- Treatment: Remove and destroy affected plants. Replant with non-susceptible types and change the planting scheme every two years. Apply sulphur dust around the roots when planting, or at the base of the stems of healthy plants in infected areas. In bygone days, gardeners treated plants with horsetail decoction and stinging nettle extract to protect plants at risk.
This little weevil, whose larvae are more harmful than the adult insect, attacks a large number of flowering plants, such as begonia, fuchsia, busy lizzy ( impatiens), pelargonium and primula. The natural control is a parasitic eelworm (nematode) which is drenched onto the soil and plant roots. The nematodes parasitise the weevils.
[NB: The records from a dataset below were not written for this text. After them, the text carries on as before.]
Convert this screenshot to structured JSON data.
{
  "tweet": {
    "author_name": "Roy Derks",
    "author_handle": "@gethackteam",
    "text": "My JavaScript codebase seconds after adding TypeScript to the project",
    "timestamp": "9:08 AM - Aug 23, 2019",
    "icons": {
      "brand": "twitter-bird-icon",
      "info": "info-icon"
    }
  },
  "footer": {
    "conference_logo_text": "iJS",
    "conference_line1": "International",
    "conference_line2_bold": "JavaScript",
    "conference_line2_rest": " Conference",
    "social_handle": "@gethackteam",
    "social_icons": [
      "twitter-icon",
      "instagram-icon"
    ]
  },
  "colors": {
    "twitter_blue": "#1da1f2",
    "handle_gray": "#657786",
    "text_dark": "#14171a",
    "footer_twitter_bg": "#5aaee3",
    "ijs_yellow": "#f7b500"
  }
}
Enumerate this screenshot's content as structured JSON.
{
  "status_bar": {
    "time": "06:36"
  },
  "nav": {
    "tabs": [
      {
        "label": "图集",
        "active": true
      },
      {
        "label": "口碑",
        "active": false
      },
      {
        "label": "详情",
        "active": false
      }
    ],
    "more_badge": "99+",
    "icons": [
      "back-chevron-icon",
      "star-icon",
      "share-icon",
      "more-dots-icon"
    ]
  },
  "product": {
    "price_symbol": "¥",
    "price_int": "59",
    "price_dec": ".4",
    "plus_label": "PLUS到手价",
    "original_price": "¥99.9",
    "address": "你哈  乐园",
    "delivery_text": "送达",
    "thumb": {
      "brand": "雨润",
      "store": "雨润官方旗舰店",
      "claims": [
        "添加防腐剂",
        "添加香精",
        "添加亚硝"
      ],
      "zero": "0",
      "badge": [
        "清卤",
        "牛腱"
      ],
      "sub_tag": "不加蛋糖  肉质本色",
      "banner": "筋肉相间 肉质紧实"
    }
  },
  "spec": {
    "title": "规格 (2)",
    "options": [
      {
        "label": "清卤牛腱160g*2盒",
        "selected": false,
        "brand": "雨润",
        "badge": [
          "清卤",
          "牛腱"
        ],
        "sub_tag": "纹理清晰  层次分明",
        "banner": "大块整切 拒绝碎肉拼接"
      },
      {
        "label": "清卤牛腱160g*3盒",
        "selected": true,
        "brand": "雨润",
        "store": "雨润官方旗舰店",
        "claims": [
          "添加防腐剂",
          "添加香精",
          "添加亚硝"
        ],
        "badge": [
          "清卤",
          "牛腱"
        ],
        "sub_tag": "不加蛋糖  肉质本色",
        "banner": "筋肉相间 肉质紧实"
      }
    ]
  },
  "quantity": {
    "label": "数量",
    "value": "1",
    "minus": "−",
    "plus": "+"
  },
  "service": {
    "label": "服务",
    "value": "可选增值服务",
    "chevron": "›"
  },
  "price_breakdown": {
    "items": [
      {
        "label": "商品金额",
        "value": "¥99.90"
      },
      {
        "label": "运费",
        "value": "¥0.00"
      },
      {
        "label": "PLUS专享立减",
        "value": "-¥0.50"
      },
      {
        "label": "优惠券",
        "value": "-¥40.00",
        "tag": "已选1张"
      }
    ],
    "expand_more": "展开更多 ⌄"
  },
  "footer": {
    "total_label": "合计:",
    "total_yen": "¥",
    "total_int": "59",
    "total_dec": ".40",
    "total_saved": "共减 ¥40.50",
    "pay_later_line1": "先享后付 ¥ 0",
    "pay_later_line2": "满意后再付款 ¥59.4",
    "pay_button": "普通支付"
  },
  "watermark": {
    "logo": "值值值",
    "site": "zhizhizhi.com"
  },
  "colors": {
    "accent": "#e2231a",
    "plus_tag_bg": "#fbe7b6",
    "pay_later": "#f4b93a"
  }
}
- Symptoms: On bulbous plants, white rot appears first at the base of the bulb, and then the leaves turn yellow. On ornamental plants with roots, oily traces appear on the leaves followed by a white, downy layer. The plant rots and dies. This rot is caused by the Sclerotinia sclerotinium fungus.
- Plants affected: Many types of flowering plants, but most commonly antirrhinum, China aster (Callistephus), cornflower (Centaurea), crocus, delphinium, gladiolus, iris, lupin, sweet alyssum.
- Treatment: Remove and destroy affected plants and disinfect the soil. The disease can be active for up to four years in the soil, so do not replant with susceptible species. Dust the roots with sulphur when planting and feed with liquid nettle manure to toughen the growth and increase resistance to the disease.
As the saying goes, prevention is always better than cure. By keeping the garden clean and tidy as well as ensuring that plants are healthy, there is less chance of pests and diseases causing much harm. A watchful eye can also alert you to problems early, so inspect plants regularly.
However, no matter how careful we try to be it is inevitable that some problems will occur through the growing season. If you do not garden organically and feel you must spray, please do follow the instructions on the packaging of the chemical to the letter. Always try and spray when the weather is still, and in the evenings when there are less bees and hoverflies about.
If you prefer to garden organically, then no spraying should be done at all. Rely on building up a wide diversity of plants in the garden, especially those which will encourage wildlife. Leave the odd corner here and there, undisturbed where beneficial creatures like hedgehogs and toads can shelter. It can take a few years to build up the natural balance between pests and predators which keep problems under control, but be patient it is a much healthier way of gardening.
Here are a few attractive plants to attract beneficial insects into your garden. They are easy to grow and ideal choices even for new gardeners. As an added bonus many of these insects will also pollinate your fruit and vegetable crops, increasing the yield..
1. Cornflower(Centaurea cyanus)
This beautiful flower has extra floral nectaries. The plant's leaves release nectar even when the flowers are not blooming. This nectar is highly attractive to flower flies, ladybugs, lacewings, and beneficial wasps.
2. Sweet Alyssum (Lobularia maritima)
A lovely white, scented annual, which attracts aphid eating flower flies. Useful as an edging plant for borders or as a ground cover plant.
3. Borage (Borago officinalis)
This annual herb has bright blue clusters of edible, cucumber-flavoured flowers. Borage is exceptionally attractive to beneficial insects. Common green lacewings have a very strong preference for laying their eggs on borage.
4. Golden Marguerite (Anthemis tinctoria)
A long flowering perennial with bright yellow blooms that are highly attractive to ladybirds, lacewings, flower flies, tachinid flies and mini-wasps.